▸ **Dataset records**

********

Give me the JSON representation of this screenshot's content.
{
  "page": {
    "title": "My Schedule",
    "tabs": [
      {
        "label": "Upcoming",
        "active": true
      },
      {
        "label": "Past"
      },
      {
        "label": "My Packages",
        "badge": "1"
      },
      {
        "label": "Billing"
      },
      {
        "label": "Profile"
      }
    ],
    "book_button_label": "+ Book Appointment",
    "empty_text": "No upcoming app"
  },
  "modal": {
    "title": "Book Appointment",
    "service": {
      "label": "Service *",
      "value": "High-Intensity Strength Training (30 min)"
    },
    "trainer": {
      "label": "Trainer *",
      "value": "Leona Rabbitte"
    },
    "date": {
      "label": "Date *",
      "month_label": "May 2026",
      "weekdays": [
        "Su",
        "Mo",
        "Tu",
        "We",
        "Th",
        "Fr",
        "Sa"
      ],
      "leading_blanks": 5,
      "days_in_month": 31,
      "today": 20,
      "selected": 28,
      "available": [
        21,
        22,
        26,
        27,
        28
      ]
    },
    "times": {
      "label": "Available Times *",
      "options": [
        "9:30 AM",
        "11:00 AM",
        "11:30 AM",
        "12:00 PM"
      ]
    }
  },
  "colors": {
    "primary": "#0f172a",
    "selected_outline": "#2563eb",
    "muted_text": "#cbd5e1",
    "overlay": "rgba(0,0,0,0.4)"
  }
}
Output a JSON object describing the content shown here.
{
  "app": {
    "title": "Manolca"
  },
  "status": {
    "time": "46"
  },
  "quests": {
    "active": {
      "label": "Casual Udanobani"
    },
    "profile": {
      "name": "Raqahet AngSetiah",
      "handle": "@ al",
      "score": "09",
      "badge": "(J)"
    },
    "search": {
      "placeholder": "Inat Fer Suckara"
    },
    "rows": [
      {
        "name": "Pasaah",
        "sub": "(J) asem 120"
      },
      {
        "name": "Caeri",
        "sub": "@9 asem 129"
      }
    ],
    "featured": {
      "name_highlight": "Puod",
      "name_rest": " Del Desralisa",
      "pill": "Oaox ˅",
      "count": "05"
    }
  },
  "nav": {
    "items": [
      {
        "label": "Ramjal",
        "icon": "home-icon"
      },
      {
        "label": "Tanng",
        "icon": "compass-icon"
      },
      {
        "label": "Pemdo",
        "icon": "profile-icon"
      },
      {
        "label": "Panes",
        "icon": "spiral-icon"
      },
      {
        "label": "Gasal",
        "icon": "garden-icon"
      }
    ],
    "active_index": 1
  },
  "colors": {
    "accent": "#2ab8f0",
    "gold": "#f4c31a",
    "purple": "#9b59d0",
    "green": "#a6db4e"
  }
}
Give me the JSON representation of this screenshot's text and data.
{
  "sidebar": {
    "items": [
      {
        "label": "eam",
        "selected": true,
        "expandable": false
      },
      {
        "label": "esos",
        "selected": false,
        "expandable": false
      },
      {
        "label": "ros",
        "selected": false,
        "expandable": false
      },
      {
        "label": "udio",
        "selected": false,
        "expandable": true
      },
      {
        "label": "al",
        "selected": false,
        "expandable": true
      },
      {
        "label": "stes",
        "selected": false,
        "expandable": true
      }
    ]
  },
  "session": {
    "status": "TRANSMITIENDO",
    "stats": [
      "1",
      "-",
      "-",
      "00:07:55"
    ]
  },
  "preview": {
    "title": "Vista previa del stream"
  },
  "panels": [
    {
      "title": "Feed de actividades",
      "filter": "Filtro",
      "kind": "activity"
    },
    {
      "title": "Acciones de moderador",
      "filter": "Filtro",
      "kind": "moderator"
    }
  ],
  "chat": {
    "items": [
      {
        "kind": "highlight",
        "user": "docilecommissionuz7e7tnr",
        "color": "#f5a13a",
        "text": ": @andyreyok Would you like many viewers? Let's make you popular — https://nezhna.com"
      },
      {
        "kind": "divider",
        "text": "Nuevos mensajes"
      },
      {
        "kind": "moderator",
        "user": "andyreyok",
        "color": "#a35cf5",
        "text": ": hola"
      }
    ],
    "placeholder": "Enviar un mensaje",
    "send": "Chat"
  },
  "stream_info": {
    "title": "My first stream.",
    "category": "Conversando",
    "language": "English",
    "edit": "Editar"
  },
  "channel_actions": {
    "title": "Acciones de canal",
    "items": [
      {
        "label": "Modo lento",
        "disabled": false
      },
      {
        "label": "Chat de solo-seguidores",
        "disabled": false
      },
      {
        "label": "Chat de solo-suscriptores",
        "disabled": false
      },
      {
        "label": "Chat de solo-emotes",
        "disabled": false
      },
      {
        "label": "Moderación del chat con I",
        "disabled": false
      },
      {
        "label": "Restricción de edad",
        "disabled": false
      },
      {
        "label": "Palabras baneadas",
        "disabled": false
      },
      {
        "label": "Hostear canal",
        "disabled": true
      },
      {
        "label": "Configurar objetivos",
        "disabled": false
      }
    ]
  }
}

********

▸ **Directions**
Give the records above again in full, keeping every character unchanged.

▸ **Result for this exercise**
Give me the JSON representation of this screenshot's content.
{
  "page": {
    "title": "My Schedule",
    "tabs": [
      {
        "label": "Upcoming",
        "active": true
      },
      {
        "label": "Past"
      },
      {
        "label": "My Packages",
        "badge": "1"
      },
      {
        "label": "Billing"
      },
      {
        "label": "Profile"
      }
    ],
    "book_button_label": "+ Book Appointment",
    "empty_text": "No upcoming app"
  },
  "modal": {
    "title": "Book Appointment",
    "service": {
      "label": "Service *",
      "value": "High-Intensity Strength Training (30 min)"
    },
    "trainer": {
      "label": "Trainer *",
      "value": "Leona Rabbitte"
    },
    "date": {
      "label": "Date *",
      "month_label": "May 2026",
      "weekdays": [
        "Su",
        "Mo",
        "Tu",
        "We",
        "Th",
        "Fr",
        "Sa"
      ],
      "leading_blanks": 5,
      "days_in_month": 31,
      "today": 20,
      "selected": 28,
      "available": [
        21,
        22,
        26,
        27,
        28
      ]
    },
    "times": {
      "label": "Available Times *",
      "options": [
        "9:30 AM",
        "11:00 AM",
        "11:30 AM",
        "12:00 PM"
      ]
    }
  },
  "colors": {
    "primary": "#0f172a",
    "selected_outline": "#2563eb",
    "muted_text": "#cbd5e1",
    "overlay": "rgba(0,0,0,0.4)"
  }
}
Output a JSON object describing the content shown here.
{
  "app": {
    "title": "Manolca"
  },
  "status": {
    "time": "46"
  },
  "quests": {
    "active": {
      "label": "Casual Udanobani"
    },
    "profile": {
      "name": "Raqahet AngSetiah",
      "handle": "@ al",
      "score": "09",
      "badge": "(J)"
    },
    "search": {
      "placeholder": "Inat Fer Suckara"
    },
    "rows": [
      {
        "name": "Pasaah",
        "sub": "(J) asem 120"
      },
      {
        "name": "Caeri",
        "sub": "@9 asem 129"
      }
    ],
    "featured": {
      "name_highlight": "Puod",
      "name_rest": " Del Desralisa",
      "pill": "Oaox ˅",
      "count": "05"
    }
  },
  "nav": {
    "items": [
      {
        "label": "Ramjal",
        "icon": "home-icon"
      },
      {
        "label": "Tanng",
        "icon": "compass-icon"
      },
      {
        "label": "Pemdo",
        "icon": "profile-icon"
      },
      {
        "label": "Panes",
        "icon": "spiral-icon"
      },
      {
        "label": "Gasal",
        "icon": "garden-icon"
      }
    ],
    "active_index": 1
  },
  "colors": {
    "accent": "#2ab8f0",
    "gold": "#f4c31a",
    "purple": "#9b59d0",
    "green": "#a6db4e"
  }
}
Give me the JSON representation of this screenshot's text and data.
{
  "sidebar": {
    "items": [
      {
        "label": "eam",
        "selected": true,
        "expandable": false
      },
      {
        "label": "esos",
        "selected": false,
        "expandable": false
      },
      {
        "label": "ros",
        "selected": false,
        "expandable": false
      },
      {
        "label": "udio",
        "selected": false,
        "expandable": true
      },
      {
        "label": "al",
        "selected": false,
        "expandable": true
      },
      {
        "label": "stes",
        "selected": false,
        "expandable": true
      }
    ]
  },
  "session": {
    "status": "TRANSMITIENDO",
    "stats": [
      "1",
      "-",
      "-",
      "00:07:55"
    ]
  },
  "preview": {
    "title": "Vista previa del stream"
  },
  "panels": [
    {
      "title": "Feed de actividades",
      "filter": "Filtro",
      "kind": "activity"
    },
    {
      "title": "Acciones de moderador",
      "filter": "Filtro",
      "kind": "moderator"
    }
  ],
  "chat": {
    "items": [
      {
        "kind": "highlight",
        "user": "docilecommissionuz7e7tnr",
        "color": "#f5a13a",
        "text": ": @andyreyok Would you like many viewers? Let's make you popular — https://nezhna.com"
      },
      {
        "kind": "divider",
        "text": "Nuevos mensajes"
      },
      {
        "kind": "moderator",
        "user": "andyreyok",
        "color": "#a35cf5",
        "text": ": hola"
      }
    ],
    "placeholder": "Enviar un mensaje",
    "send": "Chat"
  },
  "stream_info": {
    "title": "My first stream.",
    "category": "Conversando",
    "language": "English",
    "edit": "Editar"
  },
  "channel_actions": {
    "title": "Acciones de canal",
    "items": [
      {
        "label": "Modo lento",
        "disabled": false
      },
      {
        "label": "Chat de solo-seguidores",
        "disabled": false
      },
      {
        "label": "Chat de solo-suscriptores",
        "disabled": false
      },
      {
        "label": "Chat de solo-emotes",
        "disabled": false
      },
      {
        "label": "Moderación del chat con I",
        "disabled": false
      },
      {
        "label": "Restricción de edad",
        "disabled": false
      },
      {
        "label": "Palabras baneadas",
        "disabled": false
      },
      {
        "label": "Hostear canal",
        "disabled": true
      },
      {
        "label": "Configurar objetivos",
        "disabled": false
      }
    ]
  }
}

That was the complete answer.